“Something we’ve really been working on is trying to be a dynamic player on the field,” said fifth-year senior Luke Siwula. “If the opportunity arises, we can take it and make a big play and make a big touchdown run. … It could be a gamebreaker. That’s something we’ve really been focusing on.”
And the Red backs know they can do it.
“We’re pretty young, but we are one of the most talented groups on the team,” said junior Randy Barbour.
Siwula and Barbour, who have made up the bulk of the group’s offensive production over the past three years, form the core of the Red running game. Siwula has become a Cornell legend, and Barbour shown at times when replacing Siwula in 2007 after Siwula went down with an injury in the Red’s third game. Barbour led the team with 477 yards on 124 carries and scored six touchdowns — albeit in a different style than Siwula.

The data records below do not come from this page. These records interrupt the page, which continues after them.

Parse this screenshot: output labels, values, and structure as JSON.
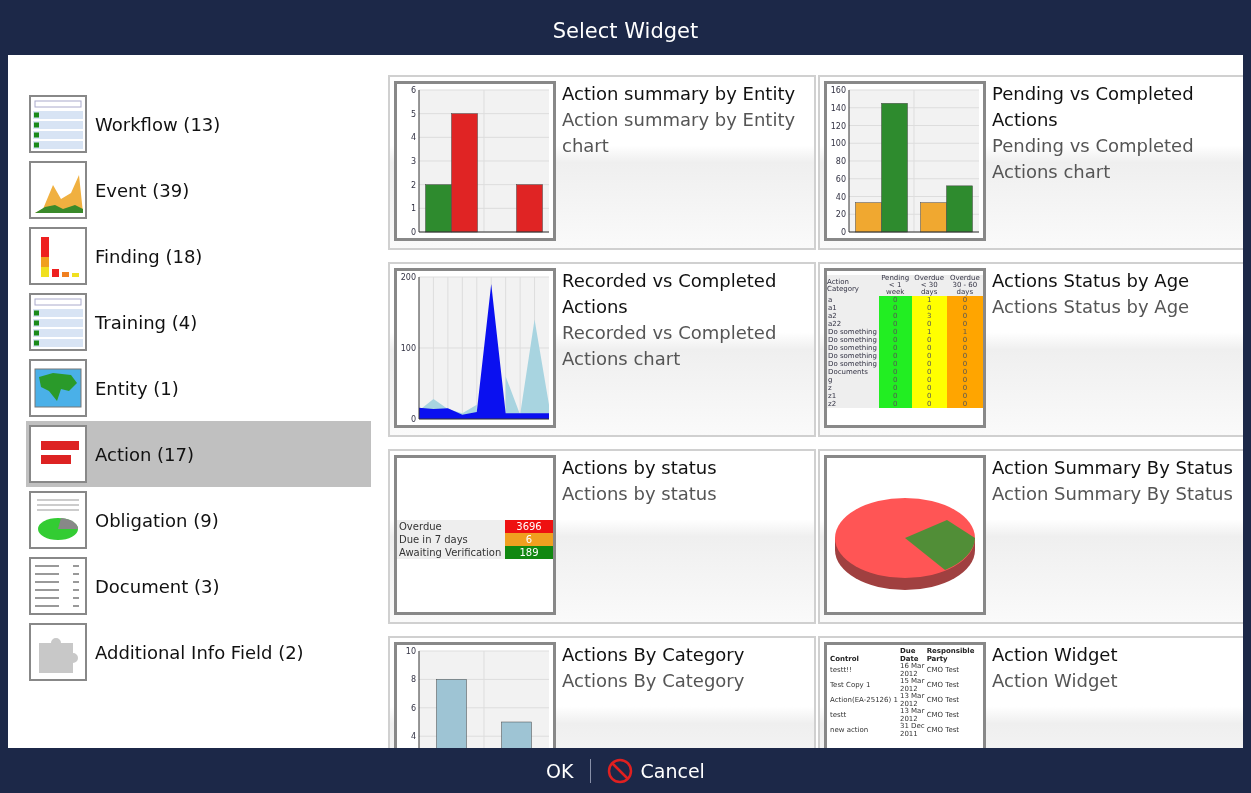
{
  "window": {
    "title": "Select Widget"
  },
  "sidebar": {
    "items": [
      {
        "label": "Workflow (13)",
        "kind": "list",
        "selected": false
      },
      {
        "label": "Event (39)",
        "kind": "area",
        "selected": false
      },
      {
        "label": "Finding (18)",
        "kind": "bars",
        "selected": false
      },
      {
        "label": "Training (4)",
        "kind": "list",
        "selected": false
      },
      {
        "label": "Entity (1)",
        "kind": "map",
        "selected": false
      },
      {
        "label": "Action (17)",
        "kind": "hbars",
        "selected": true
      },
      {
        "label": "Obligation (9)",
        "kind": "pie",
        "selected": false
      },
      {
        "label": "Document (3)",
        "kind": "table",
        "selected": false
      },
      {
        "label": "Additional Info Field (2)",
        "kind": "puzzle",
        "selected": false
      }
    ]
  },
  "widgets": [
    {
      "title": "Action summary by Entity",
      "description": "Action summary by Entity chart",
      "preview": {
        "kind": "bar_chart",
        "chart_data": {
          "type": "bar",
          "grid": true,
          "ylim": [
            0,
            6
          ],
          "yticks": [
            0,
            1,
            2,
            3,
            4,
            5,
            6
          ],
          "series": [
            {
              "color": "#2e8b2e",
              "values": [
                2,
                null
              ]
            },
            {
              "color": "#e02424",
              "values": [
                5,
                2
              ]
            }
          ]
        }
      }
    },
    {
      "title": "Pending vs Completed Actions",
      "description": "Pending vs Completed Actions chart",
      "preview": {
        "kind": "bar_chart",
        "chart_data": {
          "type": "bar",
          "grid": true,
          "ylim": [
            0,
            160
          ],
          "yticks": [
            0,
            20,
            40,
            60,
            80,
            100,
            120,
            140,
            160
          ],
          "series": [
            {
              "color": "#f0a830",
              "values": [
                33,
                33
              ]
            },
            {
              "color": "#2e8b2e",
              "values": [
                145,
                52
              ]
            }
          ]
        }
      }
    },
    {
      "title": "Recorded vs Completed Actions",
      "description": "Recorded vs Completed Actions chart",
      "preview": {
        "kind": "area_chart",
        "chart_data": {
          "type": "area",
          "grid": true,
          "ylim": [
            0,
            200
          ],
          "yticks": [
            0,
            100,
            200
          ],
          "series": [
            {
              "color": "#a8d4e0",
              "values": [
                12,
                28,
                14,
                8,
                20,
                null,
                60,
                6,
                140,
                20
              ]
            },
            {
              "color": "#0a10f0",
              "values": [
                16,
                14,
                15,
                6,
                10,
                190,
                8,
                8,
                8,
                8
              ]
            }
          ]
        }
      }
    },
    {
      "title": "Actions Status by Age",
      "description": "Actions Status by Age",
      "preview": {
        "kind": "age_table",
        "columns": [
          {
            "label": "Action Category"
          },
          {
            "label": "Pending < 1 week",
            "color": "#22ee22"
          },
          {
            "label": "Overdue < 30 days",
            "color": "#ffff00"
          },
          {
            "label": "Overdue 30 - 60 days",
            "color": "#ffa500"
          }
        ],
        "rows": [
          [
            "a",
            "0",
            "1",
            "0"
          ],
          [
            "a1",
            "0",
            "0",
            "0"
          ],
          [
            "a2",
            "0",
            "3",
            "0"
          ],
          [
            "a22",
            "0",
            "0",
            "0"
          ],
          [
            "Do something",
            "0",
            "1",
            "1"
          ],
          [
            "Do something",
            "0",
            "0",
            "0"
          ],
          [
            "Do something",
            "0",
            "0",
            "0"
          ],
          [
            "Do something",
            "0",
            "0",
            "0"
          ],
          [
            "Do something",
            "0",
            "0",
            "0"
          ],
          [
            "Documents",
            "0",
            "0",
            "0"
          ],
          [
            "g",
            "0",
            "0",
            "0"
          ],
          [
            "z",
            "0",
            "0",
            "0"
          ],
          [
            "z1",
            "0",
            "0",
            "0"
          ],
          [
            "z2",
            "0",
            "0",
            "0"
          ]
        ]
      }
    },
    {
      "title": "Actions by status",
      "description": "Actions by status",
      "preview": {
        "kind": "status_table",
        "rows": [
          {
            "label": "Overdue",
            "value": "3696",
            "color": "#ee1111"
          },
          {
            "label": "Due in 7 days",
            "value": "6",
            "color": "#f0a020"
          },
          {
            "label": "Awaiting Verification",
            "value": "189",
            "color": "#118811"
          }
        ]
      }
    },
    {
      "title": "Action Summary By Status",
      "description": "Action Summary By Status",
      "preview": {
        "kind": "pie"
      }
    },
    {
      "title": "Actions By Category",
      "description": "Actions By Category",
      "preview": {
        "kind": "bar_chart",
        "chart_data": {
          "type": "bar",
          "grid": true,
          "ylim": [
            0,
            10
          ],
          "yticks": [
            4,
            6,
            8,
            10
          ],
          "series": [
            {
              "color": "#9ec4d4",
              "values": [
                8,
                5
              ]
            }
          ]
        }
      }
    },
    {
      "title": "Action Widget",
      "description": "Action Widget",
      "preview": {
        "kind": "action_table",
        "columns": [
          "Control",
          "Due Date",
          "Responsible Party"
        ],
        "rows": [
          [
            "testt!!",
            "16 Mar 2012",
            "CMO Test"
          ],
          [
            "Test Copy 1",
            "15 Mar 2012",
            "CMO Test"
          ],
          [
            "Action(EA-25126) 1",
            "13 Mar 2012",
            "CMO Test"
          ],
          [
            "testt",
            "13 Mar 2012",
            "CMO Test"
          ],
          [
            "new action",
            "31 Dec 2011",
            "CMO Test"
          ]
        ]
      }
    }
  ],
  "footer": {
    "ok": "OK",
    "cancel": "Cancel"
  }
}
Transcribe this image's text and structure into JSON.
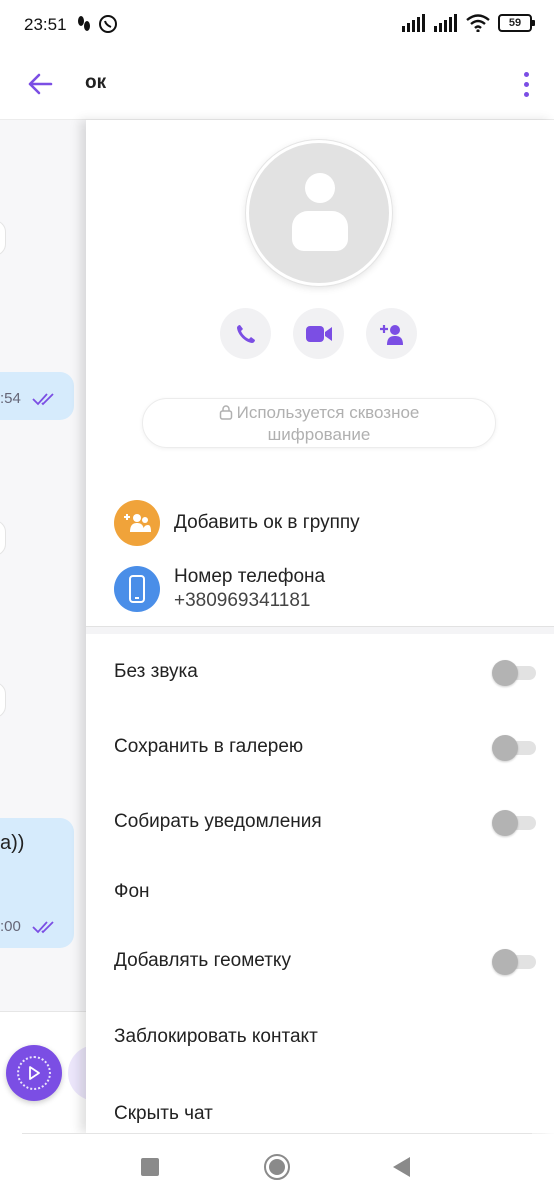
{
  "status_bar": {
    "time": "23:51",
    "battery": "59",
    "icons": [
      "pedometer-icon",
      "whatsapp-icon",
      "signal-icon",
      "signal-icon",
      "wifi-icon",
      "battery-icon"
    ]
  },
  "app_bar": {
    "title": "ок",
    "accent_color": "#7b4ee4"
  },
  "background_chat": {
    "bubble_times": [
      ":54",
      ":00"
    ],
    "bubble_text": "а))"
  },
  "contact": {
    "actions": [
      "call",
      "video-call",
      "add-participant"
    ],
    "encryption_notice_line1": "Используется сквозное",
    "encryption_notice_line2": "шифрование",
    "add_to_group": "Добавить ок в группу",
    "phone_label": "Номер телефона",
    "phone_number": "+380969341181"
  },
  "settings": [
    {
      "label": "Без звука",
      "toggle": false
    },
    {
      "label": "Сохранить в галерею",
      "toggle": false
    },
    {
      "label": "Собирать уведомления",
      "toggle": false
    },
    {
      "label": "Фон"
    },
    {
      "label": "Добавлять геометку",
      "toggle": false
    },
    {
      "label": "Заблокировать контакт"
    },
    {
      "label": "Скрыть чат"
    }
  ],
  "colors": {
    "accent": "#7b4ee4",
    "group_icon": "#f0a33a",
    "phone_icon": "#4a8ee8",
    "bubble": "#d6ebfc"
  }
}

“I’m more of a shifty [running back than Siwula],” Barbour said, “and he’s more of a third down back. He’s able to get you the shorter, tough yardage. I do the long run more … I want to get over 1,000 yards this year, and I really plan to do that.”
Based on practices, Barbour and Siwula will be splitting time in 2008.
“Coming off an injury like that, we don’t want to rush [Siwula] but we are hopefully [going to get him in the game],” said head coach Jim Knowles ’87. “Randy is really a guy who does better when he is fresh. I think he performs better when he has juice in his legs. We will use them both and hope they make each other better.”
The Red anticipates using some two-back sets this season to take advantage of the surplus running talent, but mainly on the goal line, according to Barbour. Placing more emphasis on the ground game wouldn’t gel with the team’s gameplan, which has changed in recent years.
“Two or three years ago we were more of a pound-it running offense. I was getting 20-25 carries a game,” Siwula said. “Now we’re a little more spread. We go to the pass first, and that’s been great because it opens up a lot more running lanes for us.
Even with the transition to an active passing game, the run remains a more-than-viable option for the Red — averaging 118.9 yards per game and accounting for 21 touchdowns last year to the nine scored on passes.
“We’re such a veteran crew. We’re getting a lot of work done,” Siwula said. “From an offensive standpoint, this is our second year in the system, so we really feel a lot more comfortable. We don’t have to worry about the basics of the system.”
With this depth, proven and developing, the intensity in practice steps up a notch.
“Our group of running backs is very, very talented this year,” Siwula said. “Every day it’s a competition in practice between me, Randy, [sophomore] Marcus [Hendren] … [and sophomore] Anthony Ambrosi. Every guy has the ability to take snaps back there. If you don’t show up in practice that day, you could be not getting time. We really push each other.”
“I have been around and seen it all [and] been through it all,” Siwula added, “so I try to give [the younger players] little bits of advice. Try to keep them grounded. me and [Barbour have] really kind of stepped up into leadership roles.”
Junior Isaac Minor is also in the mix, having worked well on the punt and kick coverage teams over the past two years. Sophomore Vin Falkiewicz will also be an option.
“Right now, other than Luke, I’m the most experienced running back,” Barbour added, “so I try to model to the younger players how to take care of yourself on and off the field.”
Without many big strategic changes from last year, a major goal of the season for the running backs, along with the rest of the team, is to win the turnover battle.
“That absolutely killed us last year,” Siwula said. “We were able to, on offense, score almost 30 points a game, put up about 400 yards a game, but the turnovers absolutely killed us. That’s the strategy this year. If we can eliminate those turnovers, as an offensive unit we’ll be in a good position to be successful.”